── RECORD EXTRACTS
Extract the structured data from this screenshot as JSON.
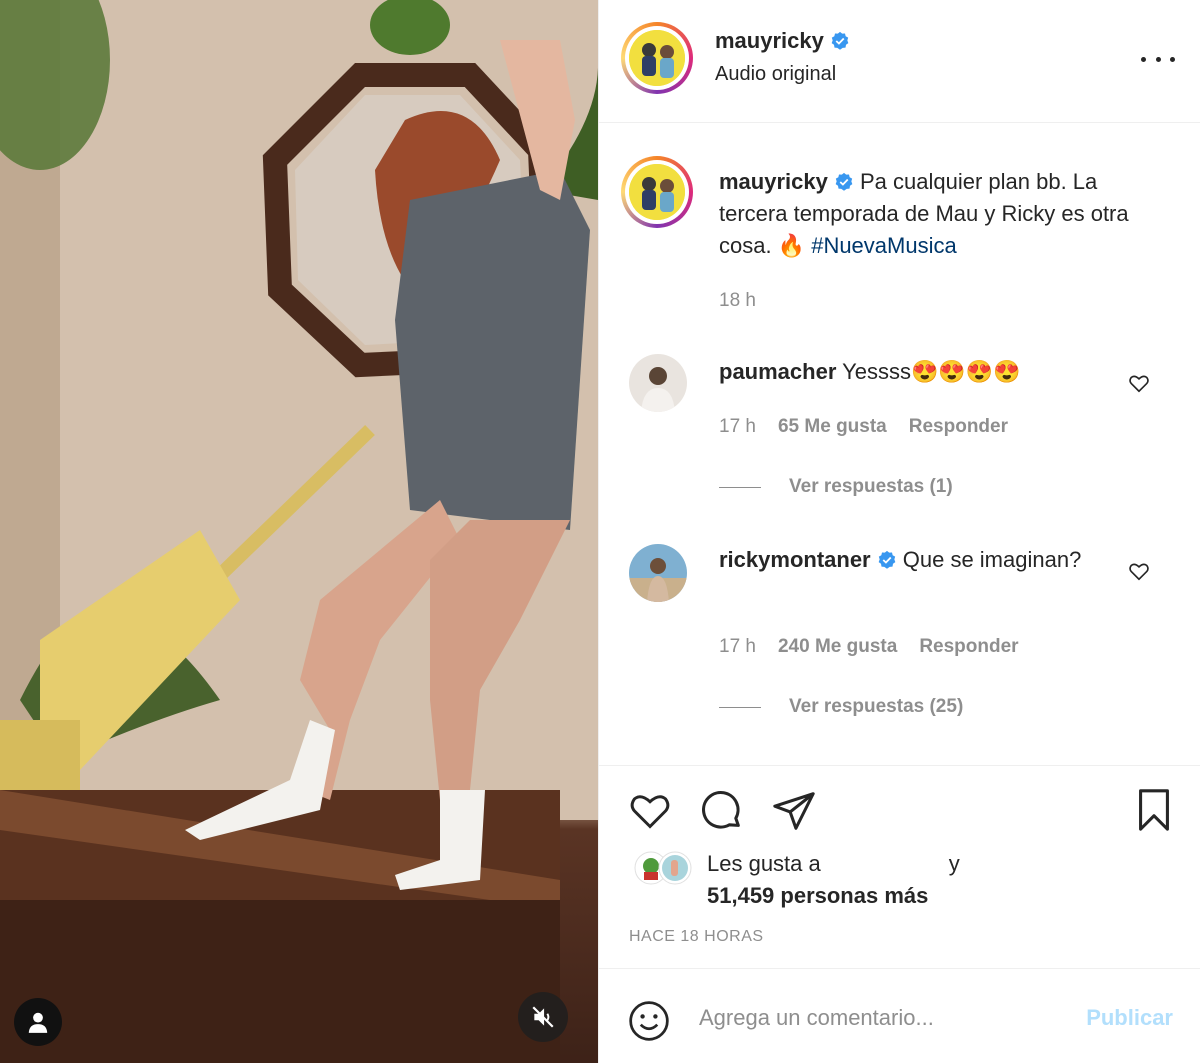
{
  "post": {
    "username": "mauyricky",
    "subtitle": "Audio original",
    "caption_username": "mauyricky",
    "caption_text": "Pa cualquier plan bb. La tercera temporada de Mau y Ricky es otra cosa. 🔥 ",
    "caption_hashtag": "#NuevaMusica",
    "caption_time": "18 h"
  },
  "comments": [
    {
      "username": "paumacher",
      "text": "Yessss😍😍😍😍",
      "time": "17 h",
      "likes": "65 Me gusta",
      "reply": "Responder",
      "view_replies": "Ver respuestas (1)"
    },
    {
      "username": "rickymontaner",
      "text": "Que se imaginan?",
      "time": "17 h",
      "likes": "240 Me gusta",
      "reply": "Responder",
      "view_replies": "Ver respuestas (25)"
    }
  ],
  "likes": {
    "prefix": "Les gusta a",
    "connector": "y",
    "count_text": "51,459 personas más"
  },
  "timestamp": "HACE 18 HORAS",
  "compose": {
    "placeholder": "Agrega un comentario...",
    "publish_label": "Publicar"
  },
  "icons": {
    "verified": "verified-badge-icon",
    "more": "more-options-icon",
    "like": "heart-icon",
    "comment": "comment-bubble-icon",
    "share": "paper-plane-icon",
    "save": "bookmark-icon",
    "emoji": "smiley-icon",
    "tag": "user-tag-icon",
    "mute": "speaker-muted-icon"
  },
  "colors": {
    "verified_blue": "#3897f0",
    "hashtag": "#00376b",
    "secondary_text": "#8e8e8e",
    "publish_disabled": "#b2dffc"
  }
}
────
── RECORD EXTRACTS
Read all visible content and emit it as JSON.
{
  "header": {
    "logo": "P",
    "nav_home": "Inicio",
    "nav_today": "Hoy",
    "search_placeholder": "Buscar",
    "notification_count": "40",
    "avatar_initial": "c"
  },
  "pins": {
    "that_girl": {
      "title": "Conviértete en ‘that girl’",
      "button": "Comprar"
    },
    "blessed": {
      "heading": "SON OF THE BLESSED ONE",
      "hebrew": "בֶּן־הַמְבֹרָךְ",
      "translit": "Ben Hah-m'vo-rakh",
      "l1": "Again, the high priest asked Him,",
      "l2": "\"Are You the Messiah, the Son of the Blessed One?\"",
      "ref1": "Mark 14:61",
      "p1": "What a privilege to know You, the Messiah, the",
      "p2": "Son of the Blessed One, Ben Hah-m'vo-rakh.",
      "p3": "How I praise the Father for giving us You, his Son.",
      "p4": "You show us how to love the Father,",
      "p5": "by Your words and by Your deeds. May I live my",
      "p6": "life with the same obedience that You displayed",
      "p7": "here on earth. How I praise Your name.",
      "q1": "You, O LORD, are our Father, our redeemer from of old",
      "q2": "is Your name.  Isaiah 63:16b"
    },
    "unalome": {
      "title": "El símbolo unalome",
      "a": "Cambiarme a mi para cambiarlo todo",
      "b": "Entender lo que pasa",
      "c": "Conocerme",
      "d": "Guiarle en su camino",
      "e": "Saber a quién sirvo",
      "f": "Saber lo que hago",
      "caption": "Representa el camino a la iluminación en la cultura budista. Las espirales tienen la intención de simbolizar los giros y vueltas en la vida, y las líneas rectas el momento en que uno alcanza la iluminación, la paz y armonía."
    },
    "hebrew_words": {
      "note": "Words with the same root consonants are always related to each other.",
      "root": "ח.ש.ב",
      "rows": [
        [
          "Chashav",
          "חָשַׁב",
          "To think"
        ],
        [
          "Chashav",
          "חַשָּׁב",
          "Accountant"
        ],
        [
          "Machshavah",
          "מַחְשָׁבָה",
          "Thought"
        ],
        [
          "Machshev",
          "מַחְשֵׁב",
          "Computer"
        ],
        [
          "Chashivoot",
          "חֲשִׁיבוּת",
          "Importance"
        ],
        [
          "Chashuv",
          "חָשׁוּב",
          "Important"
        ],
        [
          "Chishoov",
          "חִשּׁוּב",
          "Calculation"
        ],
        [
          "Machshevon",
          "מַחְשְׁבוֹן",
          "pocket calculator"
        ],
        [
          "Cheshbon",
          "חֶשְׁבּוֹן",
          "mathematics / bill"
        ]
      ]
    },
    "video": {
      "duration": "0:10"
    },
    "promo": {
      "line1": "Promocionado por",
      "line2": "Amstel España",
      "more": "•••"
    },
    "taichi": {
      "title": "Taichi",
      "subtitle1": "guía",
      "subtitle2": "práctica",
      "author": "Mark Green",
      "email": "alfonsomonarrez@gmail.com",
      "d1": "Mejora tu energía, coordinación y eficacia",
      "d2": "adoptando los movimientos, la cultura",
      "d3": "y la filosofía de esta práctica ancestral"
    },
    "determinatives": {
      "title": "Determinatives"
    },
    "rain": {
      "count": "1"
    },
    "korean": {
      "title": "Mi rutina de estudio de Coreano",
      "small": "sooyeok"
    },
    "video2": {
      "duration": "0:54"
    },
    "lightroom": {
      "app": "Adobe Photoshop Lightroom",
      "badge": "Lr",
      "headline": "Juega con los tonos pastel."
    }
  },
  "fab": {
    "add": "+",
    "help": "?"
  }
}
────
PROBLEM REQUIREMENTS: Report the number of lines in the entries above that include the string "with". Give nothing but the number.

TASK SOLUTION: 2